## WHAT THE EXERCISE ASKS
Using the material below, tally each line with the string "value" and report only the total.

## DATASET EXCERPTS
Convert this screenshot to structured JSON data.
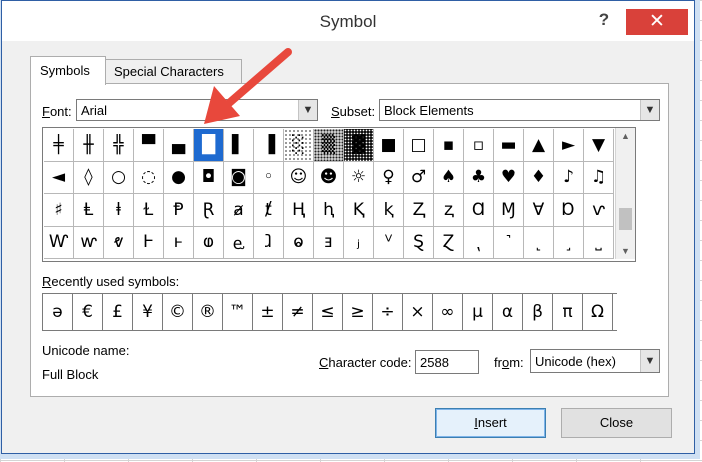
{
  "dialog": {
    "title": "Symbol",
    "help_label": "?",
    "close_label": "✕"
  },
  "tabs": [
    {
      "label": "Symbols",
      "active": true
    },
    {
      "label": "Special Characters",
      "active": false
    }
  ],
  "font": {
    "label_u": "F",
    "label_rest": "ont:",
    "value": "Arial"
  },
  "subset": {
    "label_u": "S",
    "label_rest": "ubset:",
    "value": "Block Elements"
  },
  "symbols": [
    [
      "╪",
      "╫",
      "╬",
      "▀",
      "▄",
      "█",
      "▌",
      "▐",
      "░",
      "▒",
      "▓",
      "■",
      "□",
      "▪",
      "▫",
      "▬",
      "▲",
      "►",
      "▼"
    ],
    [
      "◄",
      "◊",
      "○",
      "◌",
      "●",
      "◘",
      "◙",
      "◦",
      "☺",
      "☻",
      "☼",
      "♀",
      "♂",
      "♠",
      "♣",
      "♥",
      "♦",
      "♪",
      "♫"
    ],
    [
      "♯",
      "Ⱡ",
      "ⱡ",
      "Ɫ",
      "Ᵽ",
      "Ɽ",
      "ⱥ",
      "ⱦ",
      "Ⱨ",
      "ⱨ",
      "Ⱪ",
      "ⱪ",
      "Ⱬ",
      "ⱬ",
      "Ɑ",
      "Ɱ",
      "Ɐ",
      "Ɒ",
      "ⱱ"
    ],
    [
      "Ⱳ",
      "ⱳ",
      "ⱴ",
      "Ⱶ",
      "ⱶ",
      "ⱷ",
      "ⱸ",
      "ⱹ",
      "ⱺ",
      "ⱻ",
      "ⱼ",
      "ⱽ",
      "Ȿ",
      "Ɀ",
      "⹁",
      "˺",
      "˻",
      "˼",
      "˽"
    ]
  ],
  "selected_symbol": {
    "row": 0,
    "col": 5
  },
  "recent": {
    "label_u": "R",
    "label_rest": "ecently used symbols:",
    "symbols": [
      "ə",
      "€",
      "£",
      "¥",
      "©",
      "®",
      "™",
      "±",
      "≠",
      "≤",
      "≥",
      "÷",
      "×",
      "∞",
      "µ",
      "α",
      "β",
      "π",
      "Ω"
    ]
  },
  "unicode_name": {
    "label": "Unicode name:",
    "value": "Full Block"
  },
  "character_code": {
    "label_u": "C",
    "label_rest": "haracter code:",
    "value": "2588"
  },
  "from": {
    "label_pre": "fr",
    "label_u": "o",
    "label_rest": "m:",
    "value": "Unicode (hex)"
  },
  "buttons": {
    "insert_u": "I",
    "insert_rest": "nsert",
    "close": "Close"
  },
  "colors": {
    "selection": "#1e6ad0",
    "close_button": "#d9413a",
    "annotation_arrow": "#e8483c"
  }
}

## RESULT OF THIS EXERCISE
5